How many of you remember where you were on September 11, 2001? I remember that I was teaching a math lesson and had no idea what was going on in the world around me. It was a typical, beautiful September day without a cloud in the sky and we were getting ready to do our math work in groups. Then, one of my colleagues, an out of classroom teacher, came in and told me that I had to call my husband. I immediately thought that something was wrong with the kids or my mother and said I would call in a moment. She said that the principal insisted that I call right now.
This alarmed me. I left the room and called my husband. It was busy, busy, busy….. What was going on ? At that very moment, my mother called and told me that my husband was safe and that my kids were coming home from school. Needless to say I did not expect to hear the words from her mouth that the twin towers were struck down and they are closing New York City. I froze. What do I do first? At least I knew my family was safe, so my next job was to ensure that my students were safe and not aware of what was going on.
We had an emergency staff meeting where we watched and cried as we saw our beloved towers fall, not knowing who we knew that was in that rubble or who had even started this unforeseen event. We would never be the same, from that moment forward.

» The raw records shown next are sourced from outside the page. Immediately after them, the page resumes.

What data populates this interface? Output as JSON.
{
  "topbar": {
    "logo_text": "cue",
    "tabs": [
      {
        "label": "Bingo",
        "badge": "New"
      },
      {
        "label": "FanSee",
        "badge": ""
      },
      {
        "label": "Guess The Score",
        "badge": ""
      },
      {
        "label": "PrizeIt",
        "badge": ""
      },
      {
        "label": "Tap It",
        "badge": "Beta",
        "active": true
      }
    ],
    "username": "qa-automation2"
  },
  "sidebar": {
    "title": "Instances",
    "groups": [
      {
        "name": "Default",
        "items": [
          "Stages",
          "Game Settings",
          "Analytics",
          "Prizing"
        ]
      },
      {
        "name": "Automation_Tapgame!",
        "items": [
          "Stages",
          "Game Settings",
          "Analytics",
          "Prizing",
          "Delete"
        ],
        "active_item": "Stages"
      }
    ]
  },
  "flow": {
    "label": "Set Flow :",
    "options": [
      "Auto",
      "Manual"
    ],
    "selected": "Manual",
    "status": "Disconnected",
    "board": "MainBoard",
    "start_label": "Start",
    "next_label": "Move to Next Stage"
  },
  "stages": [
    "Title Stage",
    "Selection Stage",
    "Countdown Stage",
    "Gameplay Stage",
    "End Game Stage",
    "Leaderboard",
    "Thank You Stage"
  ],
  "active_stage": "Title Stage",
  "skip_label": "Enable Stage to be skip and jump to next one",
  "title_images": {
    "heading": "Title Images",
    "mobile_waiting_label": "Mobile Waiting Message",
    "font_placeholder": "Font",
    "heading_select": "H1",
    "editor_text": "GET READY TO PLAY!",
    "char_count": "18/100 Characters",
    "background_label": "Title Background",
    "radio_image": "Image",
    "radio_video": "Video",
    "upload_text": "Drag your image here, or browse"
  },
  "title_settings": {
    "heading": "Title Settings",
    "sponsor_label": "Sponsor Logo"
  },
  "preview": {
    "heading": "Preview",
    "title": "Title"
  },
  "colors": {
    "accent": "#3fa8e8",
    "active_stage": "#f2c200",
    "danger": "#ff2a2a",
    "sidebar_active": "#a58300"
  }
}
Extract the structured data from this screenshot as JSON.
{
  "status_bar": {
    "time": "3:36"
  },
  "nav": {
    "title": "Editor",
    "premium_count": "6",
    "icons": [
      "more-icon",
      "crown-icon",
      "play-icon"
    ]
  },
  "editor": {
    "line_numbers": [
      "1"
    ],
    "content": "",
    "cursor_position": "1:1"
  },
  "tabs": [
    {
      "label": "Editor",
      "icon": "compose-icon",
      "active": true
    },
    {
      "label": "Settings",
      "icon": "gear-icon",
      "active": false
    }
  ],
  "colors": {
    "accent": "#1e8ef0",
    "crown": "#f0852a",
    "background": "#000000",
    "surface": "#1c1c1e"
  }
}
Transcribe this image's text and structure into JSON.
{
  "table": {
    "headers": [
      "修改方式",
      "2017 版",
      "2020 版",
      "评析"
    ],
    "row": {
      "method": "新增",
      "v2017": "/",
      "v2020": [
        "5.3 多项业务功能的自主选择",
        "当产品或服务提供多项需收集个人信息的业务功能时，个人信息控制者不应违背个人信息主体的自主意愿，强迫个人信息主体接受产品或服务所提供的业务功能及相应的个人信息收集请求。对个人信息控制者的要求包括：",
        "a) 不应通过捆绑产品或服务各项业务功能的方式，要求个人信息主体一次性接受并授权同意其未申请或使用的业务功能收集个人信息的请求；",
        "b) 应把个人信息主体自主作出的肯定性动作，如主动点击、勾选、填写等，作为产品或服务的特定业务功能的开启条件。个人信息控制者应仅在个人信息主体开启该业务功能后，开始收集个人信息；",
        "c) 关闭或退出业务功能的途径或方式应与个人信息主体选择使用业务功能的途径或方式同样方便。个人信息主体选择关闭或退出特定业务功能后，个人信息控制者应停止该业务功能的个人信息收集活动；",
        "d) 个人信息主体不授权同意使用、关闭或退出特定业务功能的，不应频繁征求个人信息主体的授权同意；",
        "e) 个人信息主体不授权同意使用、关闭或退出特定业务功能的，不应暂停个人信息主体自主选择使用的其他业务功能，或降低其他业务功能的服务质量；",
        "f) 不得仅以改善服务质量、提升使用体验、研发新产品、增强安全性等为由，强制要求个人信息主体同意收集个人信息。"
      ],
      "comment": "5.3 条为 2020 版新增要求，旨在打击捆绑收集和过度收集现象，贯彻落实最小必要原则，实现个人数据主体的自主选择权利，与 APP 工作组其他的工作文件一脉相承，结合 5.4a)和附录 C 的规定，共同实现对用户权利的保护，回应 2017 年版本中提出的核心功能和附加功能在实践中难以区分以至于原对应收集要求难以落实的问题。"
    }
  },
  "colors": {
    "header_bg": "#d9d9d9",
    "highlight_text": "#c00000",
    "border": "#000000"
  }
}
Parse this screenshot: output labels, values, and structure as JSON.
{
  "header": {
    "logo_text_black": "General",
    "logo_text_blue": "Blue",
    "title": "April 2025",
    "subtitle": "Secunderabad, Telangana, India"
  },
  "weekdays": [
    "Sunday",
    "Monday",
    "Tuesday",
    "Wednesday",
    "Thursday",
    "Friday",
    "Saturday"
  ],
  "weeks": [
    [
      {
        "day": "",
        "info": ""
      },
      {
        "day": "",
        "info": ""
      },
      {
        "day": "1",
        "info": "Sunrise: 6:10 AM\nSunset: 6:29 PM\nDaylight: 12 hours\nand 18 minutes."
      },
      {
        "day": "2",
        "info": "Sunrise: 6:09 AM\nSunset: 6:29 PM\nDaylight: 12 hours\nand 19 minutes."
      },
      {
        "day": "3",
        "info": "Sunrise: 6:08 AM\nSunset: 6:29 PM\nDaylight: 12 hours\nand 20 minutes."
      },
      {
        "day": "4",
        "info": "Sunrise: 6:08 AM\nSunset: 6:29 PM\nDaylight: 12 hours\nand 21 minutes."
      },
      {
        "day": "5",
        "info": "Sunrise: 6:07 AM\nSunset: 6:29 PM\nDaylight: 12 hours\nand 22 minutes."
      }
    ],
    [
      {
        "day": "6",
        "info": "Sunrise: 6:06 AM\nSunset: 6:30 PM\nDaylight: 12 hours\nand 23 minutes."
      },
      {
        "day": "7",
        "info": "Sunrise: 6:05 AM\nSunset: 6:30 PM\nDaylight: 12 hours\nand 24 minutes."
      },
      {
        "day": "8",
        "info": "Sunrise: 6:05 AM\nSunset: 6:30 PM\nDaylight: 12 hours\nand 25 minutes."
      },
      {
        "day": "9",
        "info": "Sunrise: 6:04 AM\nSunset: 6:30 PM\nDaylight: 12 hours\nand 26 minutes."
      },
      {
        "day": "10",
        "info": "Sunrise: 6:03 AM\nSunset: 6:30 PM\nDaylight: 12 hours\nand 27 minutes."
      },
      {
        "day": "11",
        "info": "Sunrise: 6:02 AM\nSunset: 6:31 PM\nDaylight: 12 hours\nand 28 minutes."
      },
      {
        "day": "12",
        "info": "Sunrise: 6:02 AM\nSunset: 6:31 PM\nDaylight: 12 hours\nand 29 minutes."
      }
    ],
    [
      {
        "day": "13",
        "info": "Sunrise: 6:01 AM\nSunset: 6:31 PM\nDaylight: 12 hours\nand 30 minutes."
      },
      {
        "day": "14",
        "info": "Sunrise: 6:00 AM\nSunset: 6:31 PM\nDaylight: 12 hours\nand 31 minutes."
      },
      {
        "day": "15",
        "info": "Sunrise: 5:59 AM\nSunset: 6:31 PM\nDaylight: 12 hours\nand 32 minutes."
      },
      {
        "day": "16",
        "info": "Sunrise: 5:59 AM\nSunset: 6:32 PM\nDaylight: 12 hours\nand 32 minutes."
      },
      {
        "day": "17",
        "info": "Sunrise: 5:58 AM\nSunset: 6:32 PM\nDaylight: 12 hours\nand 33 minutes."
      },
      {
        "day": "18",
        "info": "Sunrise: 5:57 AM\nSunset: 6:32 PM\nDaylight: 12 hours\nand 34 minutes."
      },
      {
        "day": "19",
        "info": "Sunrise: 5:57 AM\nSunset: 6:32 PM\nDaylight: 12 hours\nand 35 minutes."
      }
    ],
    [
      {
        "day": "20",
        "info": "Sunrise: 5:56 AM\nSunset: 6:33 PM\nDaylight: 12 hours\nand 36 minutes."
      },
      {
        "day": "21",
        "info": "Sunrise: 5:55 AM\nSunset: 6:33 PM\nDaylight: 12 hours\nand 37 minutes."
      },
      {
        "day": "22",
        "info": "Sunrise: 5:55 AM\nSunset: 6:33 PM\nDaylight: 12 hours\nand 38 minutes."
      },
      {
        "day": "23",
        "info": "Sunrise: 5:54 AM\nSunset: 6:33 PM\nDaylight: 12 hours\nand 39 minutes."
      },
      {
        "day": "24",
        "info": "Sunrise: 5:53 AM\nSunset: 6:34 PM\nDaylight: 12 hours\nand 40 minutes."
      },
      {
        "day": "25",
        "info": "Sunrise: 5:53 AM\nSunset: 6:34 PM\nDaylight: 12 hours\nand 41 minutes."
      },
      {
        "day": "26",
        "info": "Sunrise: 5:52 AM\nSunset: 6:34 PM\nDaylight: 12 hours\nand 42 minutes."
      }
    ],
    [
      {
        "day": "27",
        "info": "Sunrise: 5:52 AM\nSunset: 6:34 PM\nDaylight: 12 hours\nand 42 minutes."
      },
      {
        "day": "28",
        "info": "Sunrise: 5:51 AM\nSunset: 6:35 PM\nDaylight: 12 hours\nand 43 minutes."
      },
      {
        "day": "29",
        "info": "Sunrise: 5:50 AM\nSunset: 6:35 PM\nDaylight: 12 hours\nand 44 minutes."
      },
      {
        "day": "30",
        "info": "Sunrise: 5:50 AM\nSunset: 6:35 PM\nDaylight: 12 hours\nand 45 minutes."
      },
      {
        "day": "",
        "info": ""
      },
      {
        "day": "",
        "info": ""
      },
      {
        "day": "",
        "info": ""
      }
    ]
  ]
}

Slowly the children were picked up. We were told not to say anything to our primary grade students and let their families take them home, hug them and explain what is happening in the world. I can’t even tell you if I remember getting home but I just remember hugging my daughters so tightly that I could not let go. We sat together in awe watching the news until their father arrived safe and sound. We had a quiet but not relaxing family dinner.
After dinner we went to our church to pray for the safe return of Lieutenant Joseph Leavey, our beloved parishioner and friend who was working at his firehouse at the South Street seaport when the towers were hit. We prayed and prayed for his safety. Most of us knew he was not returning but we held onto that hope. We had just had a joyous Church barbeque two days prior and I remember sitting with him talking about school starting and our plans for the fall. Joe would never return home as would not eight other members of our Pelham community. These included two brothers, Joseph and Peter Shea, who were neighbors and their children were friends with mine. It included Month Horde who’s daughter Molly played softball with my daughter. Also, our chief of Police’s son did not return home. The stories continue and we lost 9 people in Pelham, New York where a beautiful memory garden with all their names stands tall.
This year the memory of this day is affecting us differently. We are living in a country that is trying to survive the worst pandemic we have seen in over 100 years. The country is also trying to survive the rioting, looting and horrible treatment of others we witness every day on the news. This coupled with the division of political parties as we near closer to our presidential election. Personally, I feel the pain all over again every September 11. This year I am not teaching and did not get to read the book Fireboat: The Heroic Adventures of the John J. Harvey by Maira Kalman about the fireboat that went to save some survivors and look for others after that horrific event.
Personally, I hope that everyone takes time to reflect on this horrible memory yet remember the unity we felt as a state and as a country. I only wish that we can feel that unity again. Unfortunately, no matter which way the election turns out, there will be retribution to face and possibly more rioting and lives lost.
Take time today to say a prayer for our heroes we lost on September 11, 2001. We will never forget…….